[Opening Material provided section]

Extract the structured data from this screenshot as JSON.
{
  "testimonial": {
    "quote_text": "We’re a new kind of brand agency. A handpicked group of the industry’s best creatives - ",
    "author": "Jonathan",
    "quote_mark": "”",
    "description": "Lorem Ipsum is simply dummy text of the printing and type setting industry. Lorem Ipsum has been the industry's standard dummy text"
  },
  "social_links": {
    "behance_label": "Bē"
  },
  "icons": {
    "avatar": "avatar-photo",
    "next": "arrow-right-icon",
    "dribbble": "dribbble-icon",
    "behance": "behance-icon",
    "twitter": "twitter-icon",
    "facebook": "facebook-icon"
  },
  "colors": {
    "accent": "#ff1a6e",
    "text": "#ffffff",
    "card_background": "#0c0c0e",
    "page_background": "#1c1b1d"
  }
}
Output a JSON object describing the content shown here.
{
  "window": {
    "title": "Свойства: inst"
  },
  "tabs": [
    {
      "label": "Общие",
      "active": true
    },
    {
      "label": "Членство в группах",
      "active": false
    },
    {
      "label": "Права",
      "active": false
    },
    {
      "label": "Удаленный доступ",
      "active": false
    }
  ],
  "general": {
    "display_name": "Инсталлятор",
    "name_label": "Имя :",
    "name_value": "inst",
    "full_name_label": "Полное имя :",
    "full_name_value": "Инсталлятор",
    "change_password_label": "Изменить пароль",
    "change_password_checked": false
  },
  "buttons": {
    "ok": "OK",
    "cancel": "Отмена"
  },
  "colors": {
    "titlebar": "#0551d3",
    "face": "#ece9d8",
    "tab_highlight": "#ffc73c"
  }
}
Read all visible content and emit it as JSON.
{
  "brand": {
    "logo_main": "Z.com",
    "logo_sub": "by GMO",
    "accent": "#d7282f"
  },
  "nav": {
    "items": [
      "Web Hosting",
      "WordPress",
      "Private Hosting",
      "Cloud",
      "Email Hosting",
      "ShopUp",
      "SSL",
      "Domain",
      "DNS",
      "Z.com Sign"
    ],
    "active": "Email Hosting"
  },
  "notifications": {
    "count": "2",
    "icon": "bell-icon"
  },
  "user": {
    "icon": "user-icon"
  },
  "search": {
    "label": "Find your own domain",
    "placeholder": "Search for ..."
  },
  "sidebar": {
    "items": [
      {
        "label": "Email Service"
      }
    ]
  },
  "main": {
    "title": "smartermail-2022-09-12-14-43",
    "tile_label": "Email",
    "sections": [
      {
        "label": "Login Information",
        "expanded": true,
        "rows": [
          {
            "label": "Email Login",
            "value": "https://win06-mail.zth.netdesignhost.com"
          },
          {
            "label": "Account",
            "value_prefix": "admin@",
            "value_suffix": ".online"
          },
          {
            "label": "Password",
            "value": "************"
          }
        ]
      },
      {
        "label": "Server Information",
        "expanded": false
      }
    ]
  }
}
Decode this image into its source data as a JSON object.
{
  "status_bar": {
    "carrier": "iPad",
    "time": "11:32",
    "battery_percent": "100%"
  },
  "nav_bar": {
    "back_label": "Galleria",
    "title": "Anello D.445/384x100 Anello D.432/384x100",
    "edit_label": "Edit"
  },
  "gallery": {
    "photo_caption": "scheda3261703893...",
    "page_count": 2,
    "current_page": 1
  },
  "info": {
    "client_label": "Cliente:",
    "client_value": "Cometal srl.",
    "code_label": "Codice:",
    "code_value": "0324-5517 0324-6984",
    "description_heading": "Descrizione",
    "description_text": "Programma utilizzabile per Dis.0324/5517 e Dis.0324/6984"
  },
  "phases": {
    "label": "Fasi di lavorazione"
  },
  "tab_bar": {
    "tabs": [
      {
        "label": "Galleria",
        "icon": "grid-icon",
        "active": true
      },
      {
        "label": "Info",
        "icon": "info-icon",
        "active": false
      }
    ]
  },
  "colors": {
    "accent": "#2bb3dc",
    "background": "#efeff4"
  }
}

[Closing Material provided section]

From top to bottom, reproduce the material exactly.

Extract the structured data from this screenshot as JSON.
{
  "testimonial": {
    "quote_text": "We’re a new kind of brand agency. A handpicked group of the industry’s best creatives - ",
    "author": "Jonathan",
    "quote_mark": "”",
    "description": "Lorem Ipsum is simply dummy text of the printing and type setting industry. Lorem Ipsum has been the industry's standard dummy text"
  },
  "social_links": {
    "behance_label": "Bē"
  },
  "icons": {
    "avatar": "avatar-photo",
    "next": "arrow-right-icon",
    "dribbble": "dribbble-icon",
    "behance": "behance-icon",
    "twitter": "twitter-icon",
    "facebook": "facebook-icon"
  },
  "colors": {
    "accent": "#ff1a6e",
    "text": "#ffffff",
    "card_background": "#0c0c0e",
    "page_background": "#1c1b1d"
  }
}
Output a JSON object describing the content shown here.
{
  "window": {
    "title": "Свойства: inst"
  },
  "tabs": [
    {
      "label": "Общие",
      "active": true
    },
    {
      "label": "Членство в группах",
      "active": false
    },
    {
      "label": "Права",
      "active": false
    },
    {
      "label": "Удаленный доступ",
      "active": false
    }
  ],
  "general": {
    "display_name": "Инсталлятор",
    "name_label": "Имя :",
    "name_value": "inst",
    "full_name_label": "Полное имя :",
    "full_name_value": "Инсталлятор",
    "change_password_label": "Изменить пароль",
    "change_password_checked": false
  },
  "buttons": {
    "ok": "OK",
    "cancel": "Отмена"
  },
  "colors": {
    "titlebar": "#0551d3",
    "face": "#ece9d8",
    "tab_highlight": "#ffc73c"
  }
}
Read all visible content and emit it as JSON.
{
  "brand": {
    "logo_main": "Z.com",
    "logo_sub": "by GMO",
    "accent": "#d7282f"
  },
  "nav": {
    "items": [
      "Web Hosting",
      "WordPress",
      "Private Hosting",
      "Cloud",
      "Email Hosting",
      "ShopUp",
      "SSL",
      "Domain",
      "DNS",
      "Z.com Sign"
    ],
    "active": "Email Hosting"
  },
  "notifications": {
    "count": "2",
    "icon": "bell-icon"
  },
  "user": {
    "icon": "user-icon"
  },
  "search": {
    "label": "Find your own domain",
    "placeholder": "Search for ..."
  },
  "sidebar": {
    "items": [
      {
        "label": "Email Service"
      }
    ]
  },
  "main": {
    "title": "smartermail-2022-09-12-14-43",
    "tile_label": "Email",
    "sections": [
      {
        "label": "Login Information",
        "expanded": true,
        "rows": [
          {
            "label": "Email Login",
            "value": "https://win06-mail.zth.netdesignhost.com"
          },
          {
            "label": "Account",
            "value_prefix": "admin@",
            "value_suffix": ".online"
          },
          {
            "label": "Password",
            "value": "************"
          }
        ]
      },
      {
        "label": "Server Information",
        "expanded": false
      }
    ]
  }
}
Decode this image into its source data as a JSON object.
{
  "status_bar": {
    "carrier": "iPad",
    "time": "11:32",
    "battery_percent": "100%"
  },
  "nav_bar": {
    "back_label": "Galleria",
    "title": "Anello D.445/384x100 Anello D.432/384x100",
    "edit_label": "Edit"
  },
  "gallery": {
    "photo_caption": "scheda3261703893...",
    "page_count": 2,
    "current_page": 1
  },
  "info": {
    "client_label": "Cliente:",
    "client_value": "Cometal srl.",
    "code_label": "Codice:",
    "code_value": "0324-5517 0324-6984",
    "description_heading": "Descrizione",
    "description_text": "Programma utilizzabile per Dis.0324/5517 e Dis.0324/6984"
  },
  "phases": {
    "label": "Fasi di lavorazione"
  },
  "tab_bar": {
    "tabs": [
      {
        "label": "Galleria",
        "icon": "grid-icon",
        "active": true
      },
      {
        "label": "Info",
        "icon": "info-icon",
        "active": false
      }
    ]
  },
  "colors": {
    "accent": "#2bb3dc",
    "background": "#efeff4"
  }
}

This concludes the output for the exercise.